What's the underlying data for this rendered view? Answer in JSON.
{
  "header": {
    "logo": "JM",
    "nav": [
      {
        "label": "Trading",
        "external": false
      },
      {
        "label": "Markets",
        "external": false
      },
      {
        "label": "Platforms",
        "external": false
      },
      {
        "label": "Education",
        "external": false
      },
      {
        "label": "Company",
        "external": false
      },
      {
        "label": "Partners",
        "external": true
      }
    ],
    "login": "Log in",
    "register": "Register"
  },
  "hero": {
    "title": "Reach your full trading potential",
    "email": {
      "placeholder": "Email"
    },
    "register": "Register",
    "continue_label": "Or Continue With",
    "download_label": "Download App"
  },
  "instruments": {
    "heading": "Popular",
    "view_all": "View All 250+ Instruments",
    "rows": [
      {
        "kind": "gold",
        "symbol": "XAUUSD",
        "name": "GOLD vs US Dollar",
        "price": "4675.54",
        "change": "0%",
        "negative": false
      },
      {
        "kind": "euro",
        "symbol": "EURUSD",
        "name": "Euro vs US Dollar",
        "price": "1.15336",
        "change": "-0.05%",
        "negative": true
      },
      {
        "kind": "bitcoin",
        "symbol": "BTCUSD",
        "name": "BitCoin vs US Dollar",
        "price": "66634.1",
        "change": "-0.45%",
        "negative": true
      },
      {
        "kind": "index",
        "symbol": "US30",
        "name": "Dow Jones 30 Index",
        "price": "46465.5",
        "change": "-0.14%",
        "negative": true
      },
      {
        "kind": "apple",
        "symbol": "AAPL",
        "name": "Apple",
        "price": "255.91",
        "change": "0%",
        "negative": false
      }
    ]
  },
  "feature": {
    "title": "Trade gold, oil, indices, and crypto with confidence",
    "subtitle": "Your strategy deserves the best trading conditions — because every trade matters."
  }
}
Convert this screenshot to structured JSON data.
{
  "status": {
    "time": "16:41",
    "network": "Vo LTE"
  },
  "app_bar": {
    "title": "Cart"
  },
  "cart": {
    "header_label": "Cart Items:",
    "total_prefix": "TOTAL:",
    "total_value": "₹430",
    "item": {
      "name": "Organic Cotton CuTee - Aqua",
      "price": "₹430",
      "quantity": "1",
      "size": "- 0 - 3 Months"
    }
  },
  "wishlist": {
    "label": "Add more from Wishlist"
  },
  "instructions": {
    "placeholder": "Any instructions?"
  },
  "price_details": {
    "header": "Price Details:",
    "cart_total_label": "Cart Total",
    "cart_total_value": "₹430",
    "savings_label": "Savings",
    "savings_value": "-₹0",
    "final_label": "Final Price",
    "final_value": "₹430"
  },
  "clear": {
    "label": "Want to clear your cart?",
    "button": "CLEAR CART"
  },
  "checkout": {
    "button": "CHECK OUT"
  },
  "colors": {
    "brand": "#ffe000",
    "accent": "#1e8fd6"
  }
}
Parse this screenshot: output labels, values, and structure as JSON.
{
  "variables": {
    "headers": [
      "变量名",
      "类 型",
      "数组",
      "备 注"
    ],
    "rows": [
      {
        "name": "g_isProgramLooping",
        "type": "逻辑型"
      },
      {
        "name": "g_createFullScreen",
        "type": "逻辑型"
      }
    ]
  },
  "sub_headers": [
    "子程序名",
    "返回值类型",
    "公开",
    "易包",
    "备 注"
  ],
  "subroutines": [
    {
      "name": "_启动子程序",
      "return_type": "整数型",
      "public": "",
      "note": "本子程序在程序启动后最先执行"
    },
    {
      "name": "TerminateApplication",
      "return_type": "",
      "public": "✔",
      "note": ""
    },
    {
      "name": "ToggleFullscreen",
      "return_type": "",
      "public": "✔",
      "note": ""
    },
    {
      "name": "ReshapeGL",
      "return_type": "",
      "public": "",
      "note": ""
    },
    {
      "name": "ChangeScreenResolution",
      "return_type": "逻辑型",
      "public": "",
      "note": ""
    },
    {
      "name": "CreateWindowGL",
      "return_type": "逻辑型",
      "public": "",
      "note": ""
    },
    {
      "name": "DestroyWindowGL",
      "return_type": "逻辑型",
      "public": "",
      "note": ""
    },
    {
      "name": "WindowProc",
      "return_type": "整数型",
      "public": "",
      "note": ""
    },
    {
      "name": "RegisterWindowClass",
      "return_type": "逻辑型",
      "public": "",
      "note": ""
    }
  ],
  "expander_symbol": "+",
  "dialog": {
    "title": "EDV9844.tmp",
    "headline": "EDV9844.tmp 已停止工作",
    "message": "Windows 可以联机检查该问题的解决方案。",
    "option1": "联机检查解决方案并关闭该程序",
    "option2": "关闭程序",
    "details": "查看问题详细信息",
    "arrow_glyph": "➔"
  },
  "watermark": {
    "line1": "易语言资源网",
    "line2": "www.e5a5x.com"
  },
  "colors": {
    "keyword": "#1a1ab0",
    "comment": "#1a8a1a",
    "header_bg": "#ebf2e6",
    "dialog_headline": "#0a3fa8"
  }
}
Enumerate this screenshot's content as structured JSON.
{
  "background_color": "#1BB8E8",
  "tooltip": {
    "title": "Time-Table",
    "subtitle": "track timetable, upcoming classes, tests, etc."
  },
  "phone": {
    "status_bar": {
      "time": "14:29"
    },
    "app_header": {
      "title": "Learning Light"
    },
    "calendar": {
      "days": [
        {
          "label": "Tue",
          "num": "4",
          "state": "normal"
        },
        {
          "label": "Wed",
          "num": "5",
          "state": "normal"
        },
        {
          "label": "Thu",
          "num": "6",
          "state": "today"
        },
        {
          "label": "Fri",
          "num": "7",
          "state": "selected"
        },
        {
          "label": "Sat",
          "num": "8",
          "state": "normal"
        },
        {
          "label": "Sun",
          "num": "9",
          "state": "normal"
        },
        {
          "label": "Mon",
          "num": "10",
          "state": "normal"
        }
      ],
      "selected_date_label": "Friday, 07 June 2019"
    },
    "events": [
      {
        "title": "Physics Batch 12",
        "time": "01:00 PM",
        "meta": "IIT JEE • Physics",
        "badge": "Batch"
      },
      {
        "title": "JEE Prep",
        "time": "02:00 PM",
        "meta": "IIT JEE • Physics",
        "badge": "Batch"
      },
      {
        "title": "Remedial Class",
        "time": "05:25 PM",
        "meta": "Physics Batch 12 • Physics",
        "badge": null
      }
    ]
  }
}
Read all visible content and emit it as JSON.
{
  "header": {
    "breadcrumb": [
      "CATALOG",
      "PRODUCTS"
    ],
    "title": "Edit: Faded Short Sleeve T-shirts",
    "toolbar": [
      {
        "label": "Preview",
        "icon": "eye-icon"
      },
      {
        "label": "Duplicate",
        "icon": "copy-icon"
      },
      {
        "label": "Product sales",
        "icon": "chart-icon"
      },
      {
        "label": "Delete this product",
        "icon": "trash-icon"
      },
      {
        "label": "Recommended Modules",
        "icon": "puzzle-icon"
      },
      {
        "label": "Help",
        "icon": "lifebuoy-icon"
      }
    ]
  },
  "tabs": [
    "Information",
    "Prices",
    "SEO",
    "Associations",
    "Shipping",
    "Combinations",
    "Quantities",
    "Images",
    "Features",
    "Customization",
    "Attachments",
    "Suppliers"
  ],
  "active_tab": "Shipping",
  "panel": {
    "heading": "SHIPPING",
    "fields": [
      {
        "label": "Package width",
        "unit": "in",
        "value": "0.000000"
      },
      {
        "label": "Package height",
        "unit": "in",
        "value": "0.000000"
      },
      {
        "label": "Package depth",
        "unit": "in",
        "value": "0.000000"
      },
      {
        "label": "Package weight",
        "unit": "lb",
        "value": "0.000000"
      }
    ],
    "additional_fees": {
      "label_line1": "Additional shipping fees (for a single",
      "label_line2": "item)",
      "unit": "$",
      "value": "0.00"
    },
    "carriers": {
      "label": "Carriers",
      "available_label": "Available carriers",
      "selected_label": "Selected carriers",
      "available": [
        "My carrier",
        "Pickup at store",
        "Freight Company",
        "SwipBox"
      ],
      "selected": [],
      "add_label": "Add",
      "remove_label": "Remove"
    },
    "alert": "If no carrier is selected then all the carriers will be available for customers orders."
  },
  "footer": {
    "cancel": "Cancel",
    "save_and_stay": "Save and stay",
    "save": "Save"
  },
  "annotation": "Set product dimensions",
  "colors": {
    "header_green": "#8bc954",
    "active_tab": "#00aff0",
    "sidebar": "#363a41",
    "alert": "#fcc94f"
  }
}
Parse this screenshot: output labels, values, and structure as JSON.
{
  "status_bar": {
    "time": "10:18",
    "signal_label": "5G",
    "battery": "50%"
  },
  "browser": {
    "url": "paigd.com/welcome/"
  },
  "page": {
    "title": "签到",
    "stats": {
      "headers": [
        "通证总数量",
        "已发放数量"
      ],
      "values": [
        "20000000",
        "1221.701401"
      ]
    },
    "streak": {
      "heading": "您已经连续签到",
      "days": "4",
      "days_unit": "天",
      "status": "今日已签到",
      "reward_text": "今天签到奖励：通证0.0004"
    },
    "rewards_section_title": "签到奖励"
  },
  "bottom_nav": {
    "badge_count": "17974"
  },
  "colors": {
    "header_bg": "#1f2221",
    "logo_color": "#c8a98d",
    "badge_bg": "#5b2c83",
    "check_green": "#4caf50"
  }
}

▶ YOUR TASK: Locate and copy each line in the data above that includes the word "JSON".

▶ PROBLEM SOLUTION:
What's the underlying data for this rendered view? Answer in JSON.
Convert this screenshot to structured JSON data.
Parse this screenshot: output labels, values, and structure as JSON.
Enumerate this screenshot's content as structured JSON.
Read all visible content and emit it as JSON.
Parse this screenshot: output labels, values, and structure as JSON.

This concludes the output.